Wednesday, May 29, 2013


by Vahe Apelian

For an onlooker, Sunday was no different from any other day of the week in Keurkune. 
There was no traffic in the village to see less of it on a Sunday.
There were  no shops in the village to see them closed on Sundays .                 There were no people working in  the village to see them not working
on the Sabbath.    The villagers toiled in the fields.
Yet Sundays were all different from the other six days of the week,
 especially in our grandfather’s house. I will come to it later.

Honestly, Sundays were a drudge to us boys.First and foremost there was the issue of the

attire. Even though dressing for Sunday meant a white shirt tacked in the shorts we mostly wore on Sundays but it became too confining. Hunting was forbidden on Sundays.We were not allowed to use rifle and debkh, the sticky sticks we used to catch birds, on Sundays..Even the animals were not grazed during Sundays confining Papken and me, as I used to accompany him often.
Our inclination would be to have the animals grazed in the Keurkune’s gorge,
Then there was the chore of attending the Sunday service,sitting for what seemed to be eternity on the front seat on the left hand side row of pews where most of the men sat having entered the sanctuary from the left hand side door reserved for the males. It did not make difference whether married or single, men entered on the left hand side door and the women from the right hand side door. Then came the wait to have what appeared to be an endless service end while gazing outside from the windows. The fields were open then. There were no buildings to block the view that came into view from the left hand side church windows extending all the way to Chakaljuk, the village nearest to Keurkune.
The audible difference of a Sunday in the village was the sound of the bells that broke the stillness over the village.There were two kinds of bells. There was a resonating piece of metal that was hung from one of the three olive trees in the church courtyard. It was rung signaling the start of Sunday service for the children. It was a small piece of metal but it made a surprisingly clear sound that was heard all over the village. I hope that piece of metal is saved and preserved,
 The other was the sound of the church’s bell that alerted the start of the Sunday service
 for the grown ups. The bell was rung when the pastor was ready for the service, as he serviced both churches on Sunday, the one in Ekiz Olough and in Keurkune.In a spirit of fairness the church service was held early in one church and later in the other on a Sunday and the order was reversed the next Sunday. There were no cars then so the pastor had to hurry from one church to the other on foot. Some pastors may have had the luxury of having provided a donkey on a Sunday most to my recollection did not.
  Sunday was marked with my grandfather’s ceremonial shaving. I do not think  
that  he shaved every day and I do not mean to say that he shaved only on Sundays. But shaving on the Sunday for the church service created the Sunday mood in the household. He had what appeared to be a bar of soap in a
    small kettle that even had handle. He foamed the soap with his shaving brush, applied it on his face and shaved using a small mirror he had. He shaved on the balcony or elsewhere.
 We had become accustomed to another ritual on Sundays. Kids came to our house brining their larger coins and asked for change. Our grandfather was the life long treasurer of the church and kept the church’s treasury in a tin can in one of the cavities on one of the walls in the house. He would bring the tin can down on Sundays
for the inevitable need for change for the Sunday’s offering we called khatcamboer.
 I am not sure if the word is Turkish in origin or it is anauthentic word of Kesbenok,  the  dialect Kessabtsis speak
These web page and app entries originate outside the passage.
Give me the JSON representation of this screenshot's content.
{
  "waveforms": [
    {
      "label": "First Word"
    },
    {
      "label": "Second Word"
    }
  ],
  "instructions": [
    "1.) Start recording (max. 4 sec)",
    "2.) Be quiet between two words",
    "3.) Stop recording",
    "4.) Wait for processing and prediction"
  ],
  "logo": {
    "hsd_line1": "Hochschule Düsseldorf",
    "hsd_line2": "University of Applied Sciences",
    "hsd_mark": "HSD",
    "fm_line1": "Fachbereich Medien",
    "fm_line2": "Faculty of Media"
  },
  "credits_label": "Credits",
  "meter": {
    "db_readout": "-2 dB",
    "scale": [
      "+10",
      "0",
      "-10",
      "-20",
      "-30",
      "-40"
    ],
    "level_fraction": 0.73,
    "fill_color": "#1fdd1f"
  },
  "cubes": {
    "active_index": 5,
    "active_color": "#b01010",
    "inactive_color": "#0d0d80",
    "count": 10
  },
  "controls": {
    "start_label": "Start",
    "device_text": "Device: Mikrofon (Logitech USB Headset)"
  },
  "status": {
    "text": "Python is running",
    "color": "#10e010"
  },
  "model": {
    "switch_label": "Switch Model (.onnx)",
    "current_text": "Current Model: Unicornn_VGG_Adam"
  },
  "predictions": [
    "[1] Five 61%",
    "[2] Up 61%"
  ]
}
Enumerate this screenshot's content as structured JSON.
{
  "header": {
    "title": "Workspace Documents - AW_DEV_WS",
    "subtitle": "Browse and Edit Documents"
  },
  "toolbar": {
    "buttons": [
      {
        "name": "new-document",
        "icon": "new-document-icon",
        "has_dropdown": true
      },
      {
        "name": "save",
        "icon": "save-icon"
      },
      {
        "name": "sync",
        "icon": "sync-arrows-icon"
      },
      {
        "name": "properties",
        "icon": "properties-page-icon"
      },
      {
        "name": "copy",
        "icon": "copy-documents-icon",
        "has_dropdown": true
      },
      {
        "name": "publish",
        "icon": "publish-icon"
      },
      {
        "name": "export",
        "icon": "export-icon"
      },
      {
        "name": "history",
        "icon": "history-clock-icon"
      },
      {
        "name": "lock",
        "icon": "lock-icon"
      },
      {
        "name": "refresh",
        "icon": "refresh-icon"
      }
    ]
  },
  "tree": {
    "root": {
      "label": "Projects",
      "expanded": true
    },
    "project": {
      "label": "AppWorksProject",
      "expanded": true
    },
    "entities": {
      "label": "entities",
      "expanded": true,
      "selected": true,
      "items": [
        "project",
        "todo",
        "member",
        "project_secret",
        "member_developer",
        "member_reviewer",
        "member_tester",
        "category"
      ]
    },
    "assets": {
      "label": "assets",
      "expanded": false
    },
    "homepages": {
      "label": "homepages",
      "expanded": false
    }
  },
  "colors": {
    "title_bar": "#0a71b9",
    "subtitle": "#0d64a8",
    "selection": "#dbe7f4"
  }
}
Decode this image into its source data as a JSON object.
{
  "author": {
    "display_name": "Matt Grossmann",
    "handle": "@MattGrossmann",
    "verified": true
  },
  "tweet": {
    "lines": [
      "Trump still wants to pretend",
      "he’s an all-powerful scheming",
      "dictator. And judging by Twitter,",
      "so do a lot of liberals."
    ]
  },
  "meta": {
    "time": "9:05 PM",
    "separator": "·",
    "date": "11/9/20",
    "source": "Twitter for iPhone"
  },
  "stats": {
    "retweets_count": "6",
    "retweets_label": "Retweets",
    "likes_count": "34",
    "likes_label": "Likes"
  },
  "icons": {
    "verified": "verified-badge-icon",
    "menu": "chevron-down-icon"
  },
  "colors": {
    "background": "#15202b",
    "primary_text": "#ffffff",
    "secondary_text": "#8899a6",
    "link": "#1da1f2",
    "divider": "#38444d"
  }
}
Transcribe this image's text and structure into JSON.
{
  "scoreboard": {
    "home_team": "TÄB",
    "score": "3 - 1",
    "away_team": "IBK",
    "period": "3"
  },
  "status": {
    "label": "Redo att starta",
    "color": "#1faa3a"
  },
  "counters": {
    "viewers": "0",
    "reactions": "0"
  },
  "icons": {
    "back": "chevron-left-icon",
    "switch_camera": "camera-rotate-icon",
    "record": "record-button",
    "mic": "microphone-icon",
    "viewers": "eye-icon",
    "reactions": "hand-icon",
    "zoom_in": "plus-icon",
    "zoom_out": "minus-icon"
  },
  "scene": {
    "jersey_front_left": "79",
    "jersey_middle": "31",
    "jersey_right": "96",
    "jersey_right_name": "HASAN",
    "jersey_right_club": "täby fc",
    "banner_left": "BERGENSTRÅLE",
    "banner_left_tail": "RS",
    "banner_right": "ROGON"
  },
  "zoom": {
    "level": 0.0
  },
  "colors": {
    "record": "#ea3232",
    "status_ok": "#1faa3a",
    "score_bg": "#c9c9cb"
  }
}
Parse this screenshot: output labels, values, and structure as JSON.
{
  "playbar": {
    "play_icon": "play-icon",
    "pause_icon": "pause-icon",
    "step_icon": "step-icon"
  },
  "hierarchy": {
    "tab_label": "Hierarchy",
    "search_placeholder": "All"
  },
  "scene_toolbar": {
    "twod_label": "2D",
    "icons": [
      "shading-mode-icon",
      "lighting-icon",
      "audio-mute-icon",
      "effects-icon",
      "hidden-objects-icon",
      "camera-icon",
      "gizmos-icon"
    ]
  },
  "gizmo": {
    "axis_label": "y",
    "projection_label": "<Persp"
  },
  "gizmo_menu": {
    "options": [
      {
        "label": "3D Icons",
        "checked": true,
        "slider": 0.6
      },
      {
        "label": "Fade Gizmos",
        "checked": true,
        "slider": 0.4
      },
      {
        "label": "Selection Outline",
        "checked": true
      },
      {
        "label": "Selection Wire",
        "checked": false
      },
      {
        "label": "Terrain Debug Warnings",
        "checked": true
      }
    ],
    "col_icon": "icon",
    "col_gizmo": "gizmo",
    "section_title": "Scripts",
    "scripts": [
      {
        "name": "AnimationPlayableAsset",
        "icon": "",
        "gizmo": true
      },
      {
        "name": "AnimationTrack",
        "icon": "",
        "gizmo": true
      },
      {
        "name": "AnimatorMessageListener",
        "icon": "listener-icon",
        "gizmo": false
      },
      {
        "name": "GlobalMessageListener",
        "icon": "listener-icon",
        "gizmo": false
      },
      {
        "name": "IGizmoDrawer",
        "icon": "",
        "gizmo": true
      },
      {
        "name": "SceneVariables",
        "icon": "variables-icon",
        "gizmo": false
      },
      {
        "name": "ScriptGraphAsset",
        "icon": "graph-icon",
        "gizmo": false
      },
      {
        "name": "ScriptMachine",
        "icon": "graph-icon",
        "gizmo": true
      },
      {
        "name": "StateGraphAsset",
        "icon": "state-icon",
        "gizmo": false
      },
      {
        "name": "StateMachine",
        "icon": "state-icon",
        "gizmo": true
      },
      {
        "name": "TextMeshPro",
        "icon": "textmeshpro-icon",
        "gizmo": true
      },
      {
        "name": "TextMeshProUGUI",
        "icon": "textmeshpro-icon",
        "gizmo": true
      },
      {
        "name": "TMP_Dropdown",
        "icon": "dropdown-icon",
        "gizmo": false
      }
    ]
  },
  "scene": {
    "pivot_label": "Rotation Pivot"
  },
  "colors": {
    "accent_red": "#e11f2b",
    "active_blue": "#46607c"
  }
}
For lack of better description , nickels and dimes may best describe the coins cast on the offering plate during service. The offering plate appeared to be brass and the drop of the coins on the metal plate made a distinctive sound during the collection. Our grandfather would be late coming home after the service. He and the pastor would count the Sunday’s meager offering and I presume recorded it in a ledger. He would then bring the day’s treasury home to pile it in the tin can. At times before he put the coins in the tin can he would have them on his bed. There would be a lot of excitement in the house should there be ‘paper money” among the collection. We would speculate as to who may have offered the ‘paper money”. The speculating usually would center on villagers who lived out side, such as in Beirut, and were visiting the village for the summer or happened to be there that Sunday . Faith more so than finances have perpetuated the Keurkune church over three centuries , having been built in 1898.

  The rest of the Sunday would drag on. In hindsight it was a truly a day of rest for the villagers having toiled in the fields for the preceding six days to resume their work the following day making their living off of nature’s gifts: soil, water, sunshine and labor.
   Wednesday, May 29, 2013
 Loveland, OH

No comments:

Post a Comment